Task statement – For this exercise, restate the data below with no change at all.

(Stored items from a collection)
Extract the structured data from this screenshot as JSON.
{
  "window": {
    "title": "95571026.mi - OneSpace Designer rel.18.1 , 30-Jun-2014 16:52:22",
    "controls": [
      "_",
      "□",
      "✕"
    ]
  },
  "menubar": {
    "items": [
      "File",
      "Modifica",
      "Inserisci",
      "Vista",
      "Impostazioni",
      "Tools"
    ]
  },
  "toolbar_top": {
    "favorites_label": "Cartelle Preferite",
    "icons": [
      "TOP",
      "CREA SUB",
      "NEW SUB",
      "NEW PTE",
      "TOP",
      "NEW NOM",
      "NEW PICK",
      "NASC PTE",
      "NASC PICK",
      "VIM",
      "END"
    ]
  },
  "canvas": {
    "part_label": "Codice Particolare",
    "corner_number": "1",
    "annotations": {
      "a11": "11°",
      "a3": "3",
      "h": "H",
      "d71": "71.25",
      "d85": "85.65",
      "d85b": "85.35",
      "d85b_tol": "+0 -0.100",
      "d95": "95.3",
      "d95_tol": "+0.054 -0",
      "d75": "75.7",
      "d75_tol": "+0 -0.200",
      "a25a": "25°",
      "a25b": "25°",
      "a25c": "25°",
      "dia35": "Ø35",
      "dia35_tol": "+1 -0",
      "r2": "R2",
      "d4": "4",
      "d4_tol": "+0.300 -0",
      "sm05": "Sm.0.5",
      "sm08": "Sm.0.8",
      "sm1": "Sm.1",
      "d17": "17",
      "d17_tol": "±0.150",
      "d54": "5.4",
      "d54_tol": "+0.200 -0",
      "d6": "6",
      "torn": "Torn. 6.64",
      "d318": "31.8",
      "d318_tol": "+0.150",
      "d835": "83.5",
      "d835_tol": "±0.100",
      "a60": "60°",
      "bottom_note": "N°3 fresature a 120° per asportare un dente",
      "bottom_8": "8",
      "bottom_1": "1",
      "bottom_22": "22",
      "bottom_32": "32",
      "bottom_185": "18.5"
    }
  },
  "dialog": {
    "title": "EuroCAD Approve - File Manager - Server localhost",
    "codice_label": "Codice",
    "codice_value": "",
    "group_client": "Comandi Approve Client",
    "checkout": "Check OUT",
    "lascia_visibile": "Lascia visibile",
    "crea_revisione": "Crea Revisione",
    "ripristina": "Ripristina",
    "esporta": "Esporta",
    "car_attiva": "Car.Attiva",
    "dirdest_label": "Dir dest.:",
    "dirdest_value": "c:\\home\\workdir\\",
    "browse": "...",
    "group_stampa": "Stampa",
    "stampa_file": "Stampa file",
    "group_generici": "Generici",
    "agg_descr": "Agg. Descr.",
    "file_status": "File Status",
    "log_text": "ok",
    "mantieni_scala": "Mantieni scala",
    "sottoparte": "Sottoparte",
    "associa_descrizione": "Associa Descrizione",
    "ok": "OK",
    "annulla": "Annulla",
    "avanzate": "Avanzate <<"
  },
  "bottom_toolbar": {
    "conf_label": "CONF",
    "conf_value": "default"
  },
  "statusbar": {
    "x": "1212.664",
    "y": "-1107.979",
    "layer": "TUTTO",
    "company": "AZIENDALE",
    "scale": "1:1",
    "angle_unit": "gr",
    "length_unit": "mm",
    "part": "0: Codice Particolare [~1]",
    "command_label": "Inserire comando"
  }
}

Solution to this task –
Extract the structured data from this screenshot as JSON.
{
  "window": {
    "title": "95571026.mi - OneSpace Designer rel.18.1 , 30-Jun-2014 16:52:22",
    "controls": [
      "_",
      "□",
      "✕"
    ]
  },
  "menubar": {
    "items": [
      "File",
      "Modifica",
      "Inserisci",
      "Vista",
      "Impostazioni",
      "Tools"
    ]
  },
  "toolbar_top": {
    "favorites_label": "Cartelle Preferite",
    "icons": [
      "TOP",
      "CREA SUB",
      "NEW SUB",
      "NEW PTE",
      "TOP",
      "NEW NOM",
      "NEW PICK",
      "NASC PTE",
      "NASC PICK",
      "VIM",
      "END"
    ]
  },
  "canvas": {
    "part_label": "Codice Particolare",
    "corner_number": "1",
    "annotations": {
      "a11": "11°",
      "a3": "3",
      "h": "H",
      "d71": "71.25",
      "d85": "85.65",
      "d85b": "85.35",
      "d85b_tol": "+0 -0.100",
      "d95": "95.3",
      "d95_tol": "+0.054 -0",
      "d75": "75.7",
      "d75_tol": "+0 -0.200",
      "a25a": "25°",
      "a25b": "25°",
      "a25c": "25°",
      "dia35": "Ø35",
      "dia35_tol": "+1 -0",
      "r2": "R2",
      "d4": "4",
      "d4_tol": "+0.300 -0",
      "sm05": "Sm.0.5",
      "sm08": "Sm.0.8",
      "sm1": "Sm.1",
      "d17": "17",
      "d17_tol": "±0.150",
      "d54": "5.4",
      "d54_tol": "+0.200 -0",
      "d6": "6",
      "torn": "Torn. 6.64",
      "d318": "31.8",
      "d318_tol": "+0.150",
      "d835": "83.5",
      "d835_tol": "±0.100",
      "a60": "60°",
      "bottom_note": "N°3 fresature a 120° per asportare un dente",
      "bottom_8": "8",
      "bottom_1": "1",
      "bottom_22": "22",
      "bottom_32": "32",
      "bottom_185": "18.5"
    }
  },
  "dialog": {
    "title": "EuroCAD Approve - File Manager - Server localhost",
    "codice_label": "Codice",
    "codice_value": "",
    "group_client": "Comandi Approve Client",
    "checkout": "Check OUT",
    "lascia_visibile": "Lascia visibile",
    "crea_revisione": "Crea Revisione",
    "ripristina": "Ripristina",
    "esporta": "Esporta",
    "car_attiva": "Car.Attiva",
    "dirdest_label": "Dir dest.:",
    "dirdest_value": "c:\\home\\workdir\\",
    "browse": "...",
    "group_stampa": "Stampa",
    "stampa_file": "Stampa file",
    "group_generici": "Generici",
    "agg_descr": "Agg. Descr.",
    "file_status": "File Status",
    "log_text": "ok",
    "mantieni_scala": "Mantieni scala",
    "sottoparte": "Sottoparte",
    "associa_descrizione": "Associa Descrizione",
    "ok": "OK",
    "annulla": "Annulla",
    "avanzate": "Avanzate <<"
  },
  "bottom_toolbar": {
    "conf_label": "CONF",
    "conf_value": "default"
  },
  "statusbar": {
    "x": "1212.664",
    "y": "-1107.979",
    "layer": "TUTTO",
    "company": "AZIENDALE",
    "scale": "1:1",
    "angle_unit": "gr",
    "length_unit": "mm",
    "part": "0: Codice Particolare [~1]",
    "command_label": "Inserire comando"
  }
}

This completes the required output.